Moldovans have begun voting in parliamentary elections, three months after a disputed poll that sparked violent protests in Europe’s poorest country. Exit polls gave the ruling Communist party a lead with around 30 per cent of the vote, but four pro-European opposition parties are also expected to win some seats.
Wednesday’s election will determine who succeeds Vladimir Voronin, Moldova’s president, who has ruled the former Soviet republic since 2001. The vote will also affect how the country steers its foreign policy towards Russia and the European Union.
Elections in April, in which the Communists won about 50 per cent of the vote, triggered huge street protests and riots, which left at least two people dead. Voronin called new elections in June, after politicians failed to elect a new president due to a boycott by liberal opposition parties.
Ten parties are contesting in the latest elections, with 2,000 polling stations open from 7am to 9pm (0400 GMT to 1800 GMT) for the country’s 2.6 million eligible voters. Though political analysts expect the Communist party to lead the vote, it is unlikely to win the 61 out of 101 seats needed to fully control the selection of the next president.
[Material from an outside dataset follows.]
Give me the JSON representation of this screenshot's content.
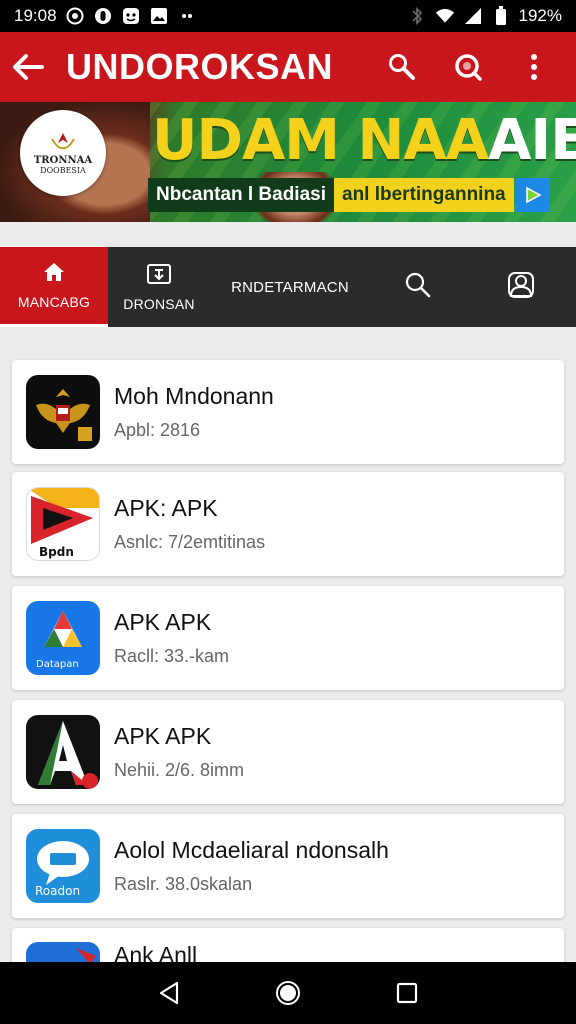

Four main opposition parties are tipped to have a chance of passing the five per cent barrier to win seats, and are expected to form a coalition if they win a majority of seats. About 3,000 foreign and Moldovan observers are monitoring Wednesday’s vote, in an effort to discourage any attempts at election fraud.